NOTE FROM ED: Looks like this was started but never finished. Looks like it could be ready to go with a little formatting. Make sure to publish Part 1 first.
In part one of this series, we provided some basic greetings and phrases to keep in mind when travelling to Kenya on an epic safari destination in order to experience one of the greatest animal migrations on earth, while engaging in a true cultural experience with the local indigenous people. In addition, being aware of a few cultural norms and customs will go a long way to improving your experience in Africa.
Meeting and Greeting
Every new engagement between locals in Kenya starts with a greeting, which includes the handshake. Even when entering a shop, you shake hands and make polite small talk with the shopkeeper. This is the same for departure and is normal between all men present. The most common greeting is “Jambo?” (“How are you?”), which is generally said immediately prior to the handshake.
The common, respectful handshake – particularly with an elder – involves grasping the right wrist with the left hand while shaking hands in order to show respect. When greeting someone with whom you have a personal relationship, the handshake will last a lot longer than one given to a new.

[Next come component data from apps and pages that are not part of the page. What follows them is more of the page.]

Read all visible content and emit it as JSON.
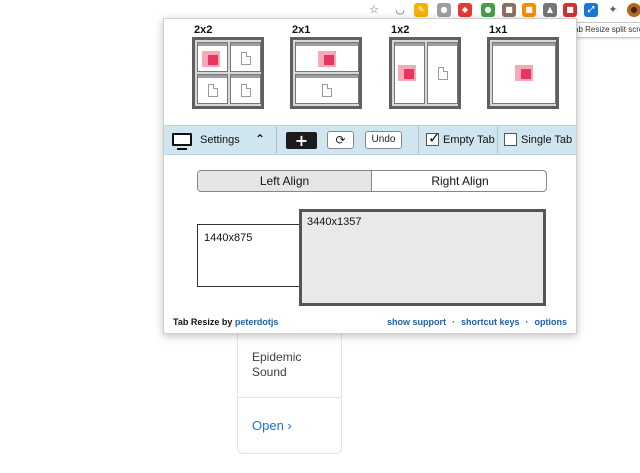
{
  "browser": {
    "tooltip": "Tab Resize split scre",
    "extensions": [
      {
        "name": "pocket-icon",
        "glyph": "◡",
        "bg": ""
      },
      {
        "name": "extension-pencil-icon",
        "glyph": "✎",
        "bg": "#f4b400"
      },
      {
        "name": "extension-circle-icon",
        "glyph": "●",
        "bg": "#9e9e9e"
      },
      {
        "name": "extension-red-icon",
        "glyph": "◆",
        "bg": "#e53935"
      },
      {
        "name": "extension-green-icon",
        "glyph": "●",
        "bg": "#43a047"
      },
      {
        "name": "extension-brown-icon",
        "glyph": "■",
        "bg": "#8d6e63"
      },
      {
        "name": "extension-orange-icon",
        "glyph": "■",
        "bg": "#fb8c00"
      },
      {
        "name": "extension-gray-icon",
        "glyph": "▲",
        "bg": "#757575"
      },
      {
        "name": "extension-red-square-icon",
        "glyph": "■",
        "bg": "#d32f2f"
      },
      {
        "name": "tab-resize-icon",
        "glyph": "⤢",
        "bg": "#1976d2"
      },
      {
        "name": "extensions-puzzle-icon",
        "glyph": "✦",
        "bg": ""
      },
      {
        "name": "profile-avatar-icon",
        "glyph": "●",
        "bg": "#b5651d"
      },
      {
        "name": "browser-menu-icon",
        "glyph": "⋮",
        "bg": ""
      }
    ]
  },
  "popup": {
    "layouts": [
      {
        "key": "2x2",
        "label": "2x2"
      },
      {
        "key": "2x1",
        "label": "2x1"
      },
      {
        "key": "1x2",
        "label": "1x2"
      },
      {
        "key": "1x1",
        "label": "1x1"
      }
    ],
    "controls": {
      "settings_label": "Settings",
      "undo_label": "Undo",
      "empty_tab_label": "Empty Tab",
      "empty_tab_checked": true,
      "single_tab_label": "Single Tab",
      "single_tab_checked": false
    },
    "align": {
      "left_label": "Left Align",
      "right_label": "Right Align",
      "selected": "left"
    },
    "displays": [
      {
        "label": "1440x875"
      },
      {
        "label": "3440x1357"
      }
    ],
    "footer": {
      "credit_prefix": "Tab Resize by",
      "author": "peterdotjs",
      "links": [
        "show support",
        "shortcut keys",
        "options"
      ]
    }
  },
  "background_card": {
    "name": "Epidemic Sound",
    "open_label": "Open ›"
  },
  "colors": {
    "pink_dark": "#e8365f",
    "pink_light": "#f7a8bb",
    "control_bar": "#cfe6f1",
    "link": "#1f5ea8"
  }
}
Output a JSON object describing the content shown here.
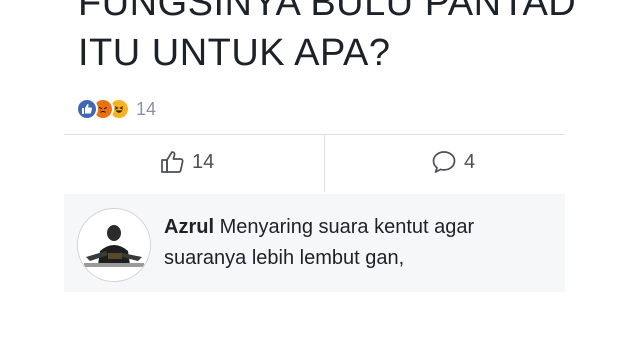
{
  "post": {
    "title_line1": "FUNGSINYA BULU PANTAD",
    "title_line2": "ITU UNTUK APA?"
  },
  "reactions": {
    "icons": [
      "like-icon",
      "angry-icon",
      "haha-icon"
    ],
    "count": "14"
  },
  "actions": {
    "like_count": "14",
    "comment_count": "4"
  },
  "comment": {
    "author": "Azrul",
    "text": "Menyaring suara kentut agar suaranya lebih lembut gan,"
  },
  "colors": {
    "like_blue": "#4267b2",
    "angry_orange": "#e9710f",
    "haha_yellow": "#f7b125",
    "comment_bg": "#f6f7f9"
  }
}
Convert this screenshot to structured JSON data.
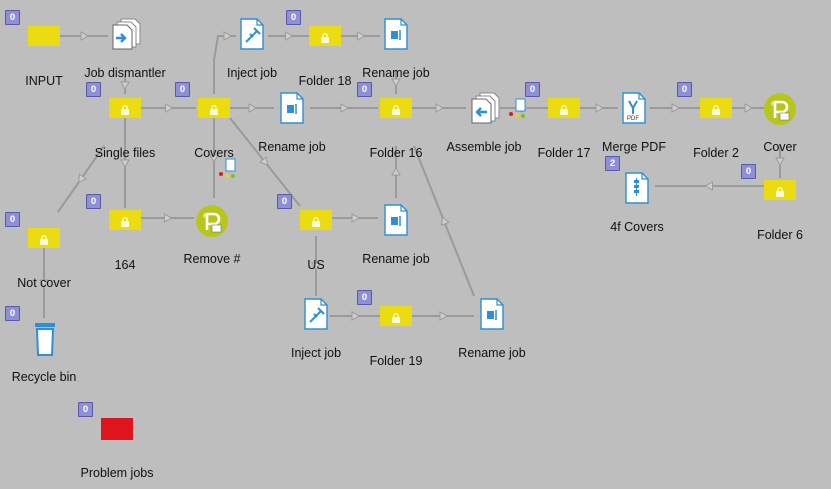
{
  "nodes": [
    {
      "id": "input",
      "label": "INPUT",
      "type": "folder",
      "badge": "0"
    },
    {
      "id": "job-dismantler",
      "label": "Job dismantler",
      "type": "dismantler"
    },
    {
      "id": "single-files",
      "label": "Single files",
      "type": "folder-locked",
      "badge": "0"
    },
    {
      "id": "covers",
      "label": "Covers",
      "type": "folder-locked",
      "badge": "0"
    },
    {
      "id": "rename-job-1",
      "label": "Rename job",
      "type": "rename"
    },
    {
      "id": "inject-job-1",
      "label": "Inject job",
      "type": "inject"
    },
    {
      "id": "folder-18",
      "label": "Folder 18",
      "type": "folder-locked",
      "badge": "0"
    },
    {
      "id": "rename-job-2",
      "label": "Rename job",
      "type": "rename"
    },
    {
      "id": "folder-16",
      "label": "Folder 16",
      "type": "folder-locked",
      "badge": "0"
    },
    {
      "id": "assemble-job",
      "label": "Assemble job",
      "type": "assemble"
    },
    {
      "id": "folder-17",
      "label": "Folder 17",
      "type": "folder-locked",
      "badge": "0"
    },
    {
      "id": "merge-pdf",
      "label": "Merge PDF",
      "type": "merge"
    },
    {
      "id": "folder-2",
      "label": "Folder 2",
      "type": "folder-locked",
      "badge": "0"
    },
    {
      "id": "cover",
      "label": "Cover",
      "type": "enfocus"
    },
    {
      "id": "folder-6",
      "label": "Folder 6",
      "type": "folder-locked",
      "badge": "0"
    },
    {
      "id": "4f-covers",
      "label": "4f Covers",
      "type": "archive",
      "badge": "2"
    },
    {
      "id": "not-cover",
      "label": "Not cover",
      "type": "folder-locked",
      "badge": "0"
    },
    {
      "id": "recycle-bin",
      "label": "Recycle bin",
      "type": "recycle",
      "badge": "0"
    },
    {
      "id": "164",
      "label": "164",
      "type": "folder-locked",
      "badge": "0"
    },
    {
      "id": "remove",
      "label": "Remove #",
      "type": "enfocus"
    },
    {
      "id": "us",
      "label": "US",
      "type": "folder-locked",
      "badge": "0"
    },
    {
      "id": "rename-job-3",
      "label": "Rename job",
      "type": "rename"
    },
    {
      "id": "inject-job-2",
      "label": "Inject job",
      "type": "inject"
    },
    {
      "id": "folder-19",
      "label": "Folder 19",
      "type": "folder-locked",
      "badge": "0"
    },
    {
      "id": "rename-job-4",
      "label": "Rename job",
      "type": "rename"
    },
    {
      "id": "problem-jobs",
      "label": "Problem jobs",
      "type": "folder-red",
      "badge": "0"
    }
  ],
  "merge_pdf_icon_text": "PDF",
  "colors": {
    "folder": "#eadc11",
    "problem": "#e0141c",
    "badge": "#8f8fd6",
    "canvas": "#bebebe",
    "edge": "#9a9a9a",
    "app_blue": "#2d8fd5",
    "enfocus": "#b8c61c"
  }
}
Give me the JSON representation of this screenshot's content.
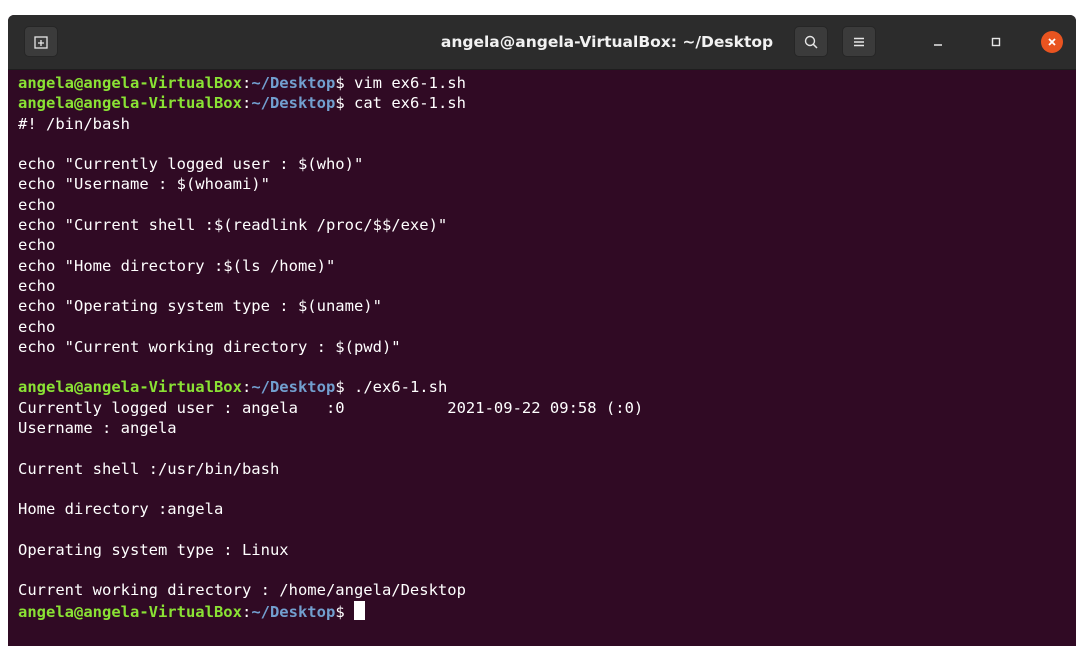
{
  "window": {
    "title": "angela@angela-VirtualBox: ~/Desktop"
  },
  "prompt": {
    "user_host": "angela@angela-VirtualBox",
    "sep": ":",
    "path": "~/Desktop",
    "symbol": "$"
  },
  "lines": [
    {
      "kind": "prompt",
      "cmd": " vim ex6-1.sh"
    },
    {
      "kind": "prompt",
      "cmd": " cat ex6-1.sh"
    },
    {
      "kind": "text",
      "text": "#! /bin/bash"
    },
    {
      "kind": "text",
      "text": ""
    },
    {
      "kind": "text",
      "text": "echo \"Currently logged user : $(who)\""
    },
    {
      "kind": "text",
      "text": "echo \"Username : $(whoami)\""
    },
    {
      "kind": "text",
      "text": "echo"
    },
    {
      "kind": "text",
      "text": "echo \"Current shell :$(readlink /proc/$$/exe)\""
    },
    {
      "kind": "text",
      "text": "echo"
    },
    {
      "kind": "text",
      "text": "echo \"Home directory :$(ls /home)\""
    },
    {
      "kind": "text",
      "text": "echo"
    },
    {
      "kind": "text",
      "text": "echo \"Operating system type : $(uname)\""
    },
    {
      "kind": "text",
      "text": "echo"
    },
    {
      "kind": "text",
      "text": "echo \"Current working directory : $(pwd)\""
    },
    {
      "kind": "text",
      "text": ""
    },
    {
      "kind": "prompt",
      "cmd": " ./ex6-1.sh"
    },
    {
      "kind": "text",
      "text": "Currently logged user : angela   :0           2021-09-22 09:58 (:0)"
    },
    {
      "kind": "text",
      "text": "Username : angela"
    },
    {
      "kind": "text",
      "text": ""
    },
    {
      "kind": "text",
      "text": "Current shell :/usr/bin/bash"
    },
    {
      "kind": "text",
      "text": ""
    },
    {
      "kind": "text",
      "text": "Home directory :angela"
    },
    {
      "kind": "text",
      "text": ""
    },
    {
      "kind": "text",
      "text": "Operating system type : Linux"
    },
    {
      "kind": "text",
      "text": ""
    },
    {
      "kind": "text",
      "text": "Current working directory : /home/angela/Desktop"
    },
    {
      "kind": "prompt",
      "cmd": " ",
      "cursor": true
    }
  ],
  "colors": {
    "background": "#300a24",
    "user_host": "#8ae234",
    "path": "#729fcf",
    "text": "#ffffff",
    "titlebar": "#2c2c2c",
    "close": "#e95420"
  },
  "icons": {
    "new_tab": "new-tab-icon",
    "search": "search-icon",
    "menu": "hamburger-menu-icon",
    "minimize": "minimize-icon",
    "maximize": "maximize-icon",
    "close": "close-icon"
  }
}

In fact, traditionally, greeting exchanges last a minute or two, and you’ll often hear them performed in a formal manner between two men, especially in rural areas.
Long greetings help subsequent discussion (How are you? Good, how is your family? They’re doing well thank you? How is your business? Etc.). It is considered impolite to skip or rush through this, and grunting in the affirmative and saying thank you often is common.

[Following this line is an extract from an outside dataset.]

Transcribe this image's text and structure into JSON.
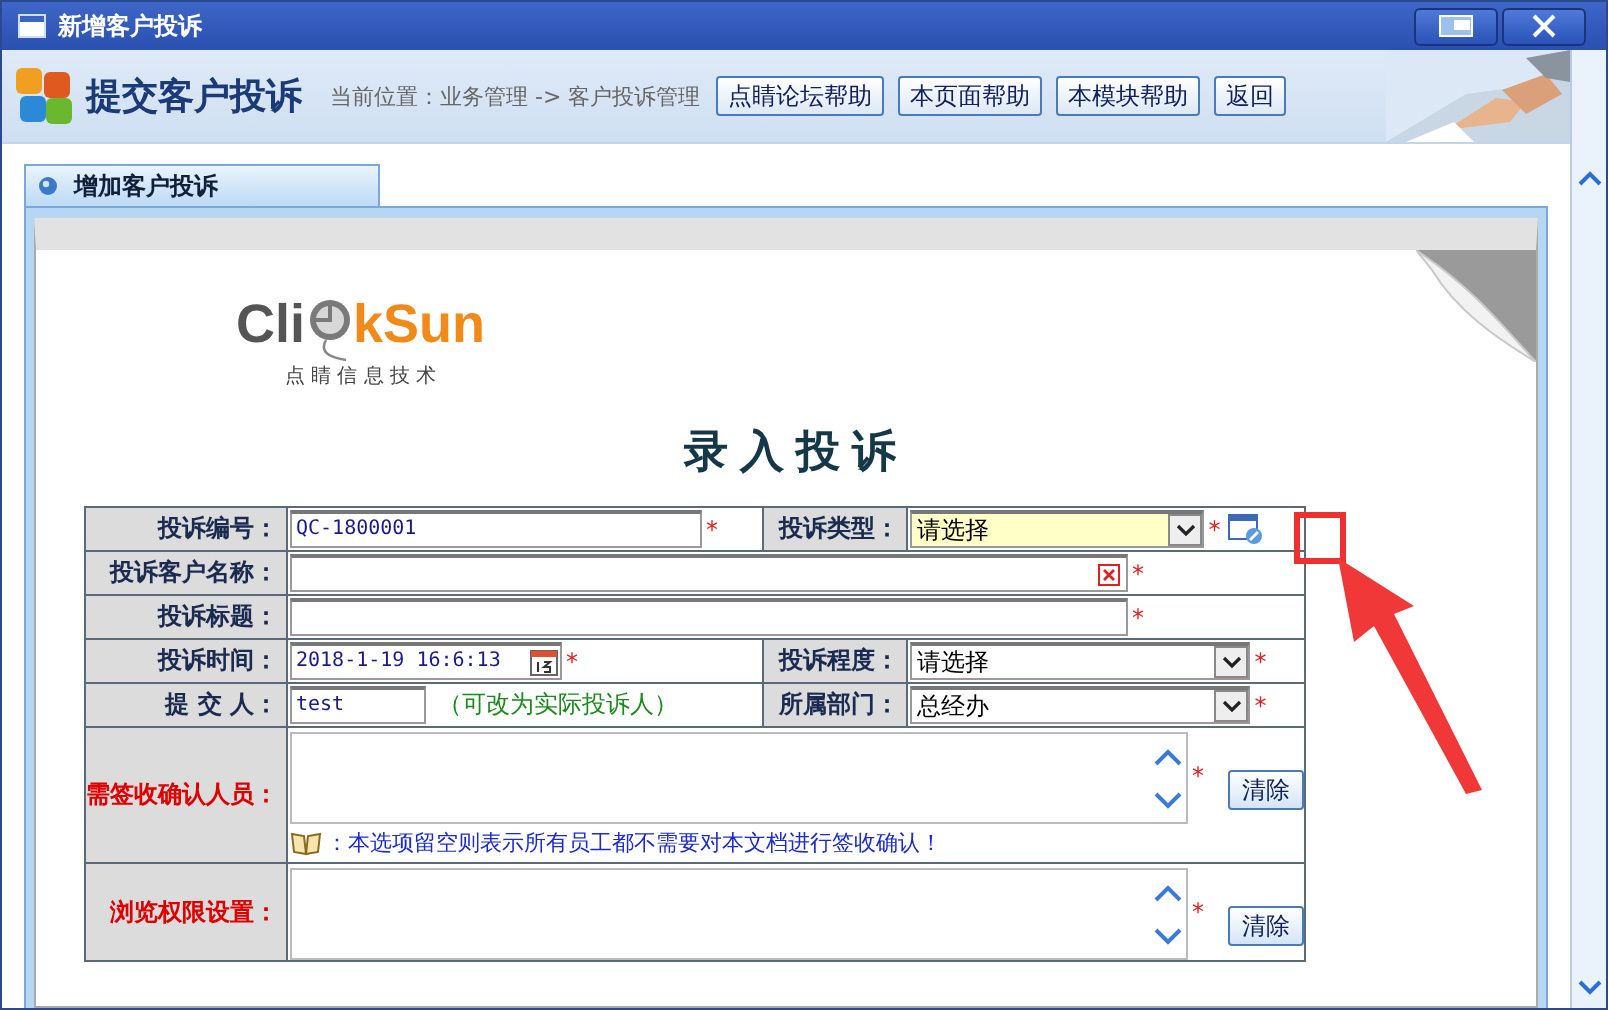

Hissing (“Tsss!”) is an ordinary way to attract a stranger’s attention (you may hear this in restaurants to get the waiter’s attention). Don’t be offended if you are on the receiving end! When asking questions, try to keep them open ended and avoid yes or no questions as anything negative is considered relatively impolite.
Until people have a personal relationship with others they tend to address each other by title or status. Once you have a personal relationship has developed, you’ll likely be able to address them by their title and first name, first name alone, or nickname. Wait for the Kenyan to determine that your friendship has reached this level of intimacy.

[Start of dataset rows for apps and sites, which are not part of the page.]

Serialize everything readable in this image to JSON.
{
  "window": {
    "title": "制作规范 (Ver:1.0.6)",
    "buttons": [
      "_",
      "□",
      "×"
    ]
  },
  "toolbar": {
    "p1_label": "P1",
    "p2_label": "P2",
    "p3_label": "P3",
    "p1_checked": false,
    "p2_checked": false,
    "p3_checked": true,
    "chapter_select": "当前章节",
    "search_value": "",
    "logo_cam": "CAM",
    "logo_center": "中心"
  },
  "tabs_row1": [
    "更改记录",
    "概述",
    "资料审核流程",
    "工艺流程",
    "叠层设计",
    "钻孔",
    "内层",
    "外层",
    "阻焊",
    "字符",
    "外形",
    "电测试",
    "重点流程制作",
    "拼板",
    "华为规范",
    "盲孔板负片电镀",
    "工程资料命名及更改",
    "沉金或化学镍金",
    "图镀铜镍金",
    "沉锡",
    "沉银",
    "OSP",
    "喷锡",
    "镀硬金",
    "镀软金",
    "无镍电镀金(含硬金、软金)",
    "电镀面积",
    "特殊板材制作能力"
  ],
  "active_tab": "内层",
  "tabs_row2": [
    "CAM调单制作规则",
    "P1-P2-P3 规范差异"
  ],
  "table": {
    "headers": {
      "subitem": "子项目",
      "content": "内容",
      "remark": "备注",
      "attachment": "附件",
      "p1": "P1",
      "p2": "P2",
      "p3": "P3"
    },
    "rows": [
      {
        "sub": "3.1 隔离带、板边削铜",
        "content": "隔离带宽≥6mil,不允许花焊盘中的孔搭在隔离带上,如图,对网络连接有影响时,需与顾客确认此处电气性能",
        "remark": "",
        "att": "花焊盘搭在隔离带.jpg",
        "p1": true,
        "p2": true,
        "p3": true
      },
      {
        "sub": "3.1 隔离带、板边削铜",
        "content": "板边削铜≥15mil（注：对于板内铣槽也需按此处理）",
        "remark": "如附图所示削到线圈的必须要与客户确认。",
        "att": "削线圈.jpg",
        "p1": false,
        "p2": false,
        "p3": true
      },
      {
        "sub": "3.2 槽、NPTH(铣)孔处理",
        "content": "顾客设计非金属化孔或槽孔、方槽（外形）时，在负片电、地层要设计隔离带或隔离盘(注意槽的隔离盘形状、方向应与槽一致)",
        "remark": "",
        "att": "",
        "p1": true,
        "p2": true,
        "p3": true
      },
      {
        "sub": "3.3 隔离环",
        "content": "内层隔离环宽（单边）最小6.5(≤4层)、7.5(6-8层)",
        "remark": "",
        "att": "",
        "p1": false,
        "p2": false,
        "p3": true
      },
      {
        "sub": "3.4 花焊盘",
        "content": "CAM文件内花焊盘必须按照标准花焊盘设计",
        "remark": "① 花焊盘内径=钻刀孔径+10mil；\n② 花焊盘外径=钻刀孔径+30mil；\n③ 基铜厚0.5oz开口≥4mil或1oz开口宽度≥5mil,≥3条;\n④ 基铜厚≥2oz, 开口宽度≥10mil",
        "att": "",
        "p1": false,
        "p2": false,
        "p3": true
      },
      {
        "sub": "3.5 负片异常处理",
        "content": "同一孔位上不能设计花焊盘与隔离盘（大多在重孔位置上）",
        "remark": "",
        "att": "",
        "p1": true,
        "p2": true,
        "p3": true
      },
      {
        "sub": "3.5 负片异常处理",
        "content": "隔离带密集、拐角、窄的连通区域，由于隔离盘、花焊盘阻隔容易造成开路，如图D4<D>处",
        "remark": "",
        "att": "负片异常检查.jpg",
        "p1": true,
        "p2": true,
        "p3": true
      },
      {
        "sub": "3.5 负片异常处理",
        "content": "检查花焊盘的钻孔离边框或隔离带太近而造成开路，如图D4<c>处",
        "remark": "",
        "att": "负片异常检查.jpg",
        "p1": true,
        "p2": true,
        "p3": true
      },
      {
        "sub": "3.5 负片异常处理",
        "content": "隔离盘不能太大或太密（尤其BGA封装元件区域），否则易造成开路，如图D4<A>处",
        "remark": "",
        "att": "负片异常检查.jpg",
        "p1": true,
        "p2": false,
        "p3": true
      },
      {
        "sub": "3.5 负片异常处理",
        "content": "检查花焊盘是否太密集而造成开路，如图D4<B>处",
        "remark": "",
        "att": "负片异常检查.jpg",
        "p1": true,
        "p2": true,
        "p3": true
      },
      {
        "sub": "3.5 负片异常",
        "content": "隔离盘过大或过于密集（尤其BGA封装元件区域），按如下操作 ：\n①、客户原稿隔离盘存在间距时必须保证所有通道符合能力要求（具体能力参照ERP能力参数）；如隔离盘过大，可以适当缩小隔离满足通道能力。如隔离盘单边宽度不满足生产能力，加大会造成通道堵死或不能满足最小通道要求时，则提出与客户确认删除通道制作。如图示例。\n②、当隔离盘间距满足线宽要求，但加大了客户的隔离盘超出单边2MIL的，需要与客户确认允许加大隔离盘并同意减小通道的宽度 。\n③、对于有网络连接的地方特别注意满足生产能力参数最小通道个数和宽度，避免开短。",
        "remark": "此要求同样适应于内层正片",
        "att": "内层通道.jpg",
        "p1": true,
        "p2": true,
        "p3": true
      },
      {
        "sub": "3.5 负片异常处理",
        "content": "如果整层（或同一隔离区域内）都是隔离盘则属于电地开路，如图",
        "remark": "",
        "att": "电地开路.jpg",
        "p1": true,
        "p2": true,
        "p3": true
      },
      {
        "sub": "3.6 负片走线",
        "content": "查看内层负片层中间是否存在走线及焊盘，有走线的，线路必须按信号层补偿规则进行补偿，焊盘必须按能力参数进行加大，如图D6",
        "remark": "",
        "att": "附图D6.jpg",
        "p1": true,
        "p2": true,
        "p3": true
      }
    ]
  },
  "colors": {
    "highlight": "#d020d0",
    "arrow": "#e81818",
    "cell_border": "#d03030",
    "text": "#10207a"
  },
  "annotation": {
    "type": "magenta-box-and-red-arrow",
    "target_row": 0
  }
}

Between locals, you’ll often see women over the age of 21 addressed as “Mama”, while from about their mid-thirties onware addressed as “Mzee” (“elder”, which I guess makes me ancient!). Children generally refer to adults as Aunt or Uncle, even if there is not a family connection.
As with many places in Africa, it is good to be aware of the left-hand rule: traditionally the left hand is reserved for unhygienic acts and the right for eating, passing things to others, touching (handshakes), etc. Pointing is also to be avoided as a general rule.
Other than that, do what your guides suggest and take the lead from any local hosts during your once in a lifetime Kenya Safari!